> DATA FOR THE TASK
• • • • •

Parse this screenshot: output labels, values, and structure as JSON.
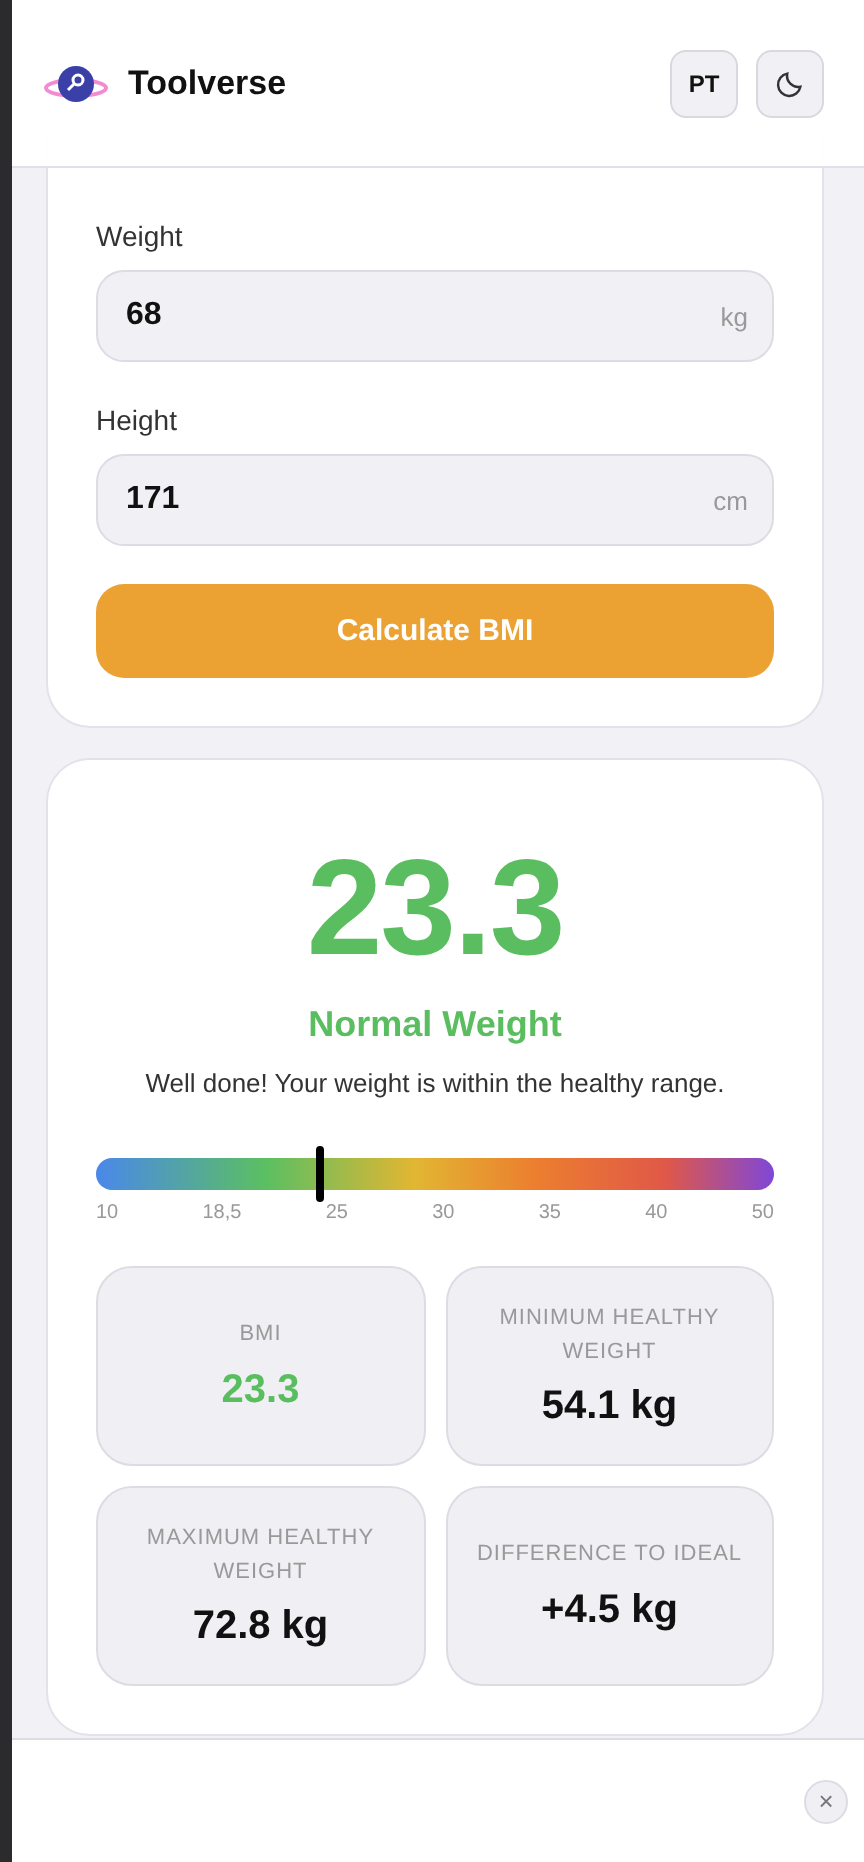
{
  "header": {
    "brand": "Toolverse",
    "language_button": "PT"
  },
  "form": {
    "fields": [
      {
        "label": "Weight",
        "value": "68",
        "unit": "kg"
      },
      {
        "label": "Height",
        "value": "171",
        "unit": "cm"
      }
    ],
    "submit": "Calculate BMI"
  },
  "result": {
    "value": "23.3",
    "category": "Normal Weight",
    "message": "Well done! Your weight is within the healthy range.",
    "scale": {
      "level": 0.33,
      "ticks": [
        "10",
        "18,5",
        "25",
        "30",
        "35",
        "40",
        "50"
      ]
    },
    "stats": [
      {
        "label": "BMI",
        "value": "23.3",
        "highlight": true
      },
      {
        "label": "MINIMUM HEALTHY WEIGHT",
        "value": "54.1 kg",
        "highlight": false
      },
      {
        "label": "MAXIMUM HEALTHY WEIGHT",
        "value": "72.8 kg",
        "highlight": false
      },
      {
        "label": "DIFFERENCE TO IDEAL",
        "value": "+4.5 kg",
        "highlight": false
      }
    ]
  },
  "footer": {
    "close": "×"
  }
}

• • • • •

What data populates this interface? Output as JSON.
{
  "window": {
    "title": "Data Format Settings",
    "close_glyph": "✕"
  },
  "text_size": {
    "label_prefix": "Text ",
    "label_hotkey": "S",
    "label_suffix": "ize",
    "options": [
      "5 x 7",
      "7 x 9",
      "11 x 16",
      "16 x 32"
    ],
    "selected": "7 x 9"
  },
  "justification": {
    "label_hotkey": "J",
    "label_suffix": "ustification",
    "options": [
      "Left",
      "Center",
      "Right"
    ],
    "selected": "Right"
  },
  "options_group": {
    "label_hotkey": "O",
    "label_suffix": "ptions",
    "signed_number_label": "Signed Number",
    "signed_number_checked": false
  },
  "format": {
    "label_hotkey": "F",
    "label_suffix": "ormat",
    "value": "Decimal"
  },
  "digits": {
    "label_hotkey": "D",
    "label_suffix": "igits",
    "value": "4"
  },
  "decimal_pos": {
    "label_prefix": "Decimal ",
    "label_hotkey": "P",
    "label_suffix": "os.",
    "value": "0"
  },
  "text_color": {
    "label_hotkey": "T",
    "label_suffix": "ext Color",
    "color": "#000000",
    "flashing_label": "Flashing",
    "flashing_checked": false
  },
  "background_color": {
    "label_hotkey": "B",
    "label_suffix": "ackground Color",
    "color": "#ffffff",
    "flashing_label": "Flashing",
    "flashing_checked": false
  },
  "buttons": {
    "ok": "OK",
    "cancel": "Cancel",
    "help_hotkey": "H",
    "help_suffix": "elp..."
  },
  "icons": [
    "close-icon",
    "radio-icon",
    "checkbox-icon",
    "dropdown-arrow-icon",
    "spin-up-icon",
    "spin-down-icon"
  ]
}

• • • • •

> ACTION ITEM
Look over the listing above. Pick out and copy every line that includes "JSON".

> SOLUTION FOR THIS EXERCISE
Parse this screenshot: output labels, values, and structure as JSON.
What data populates this interface? Output as JSON.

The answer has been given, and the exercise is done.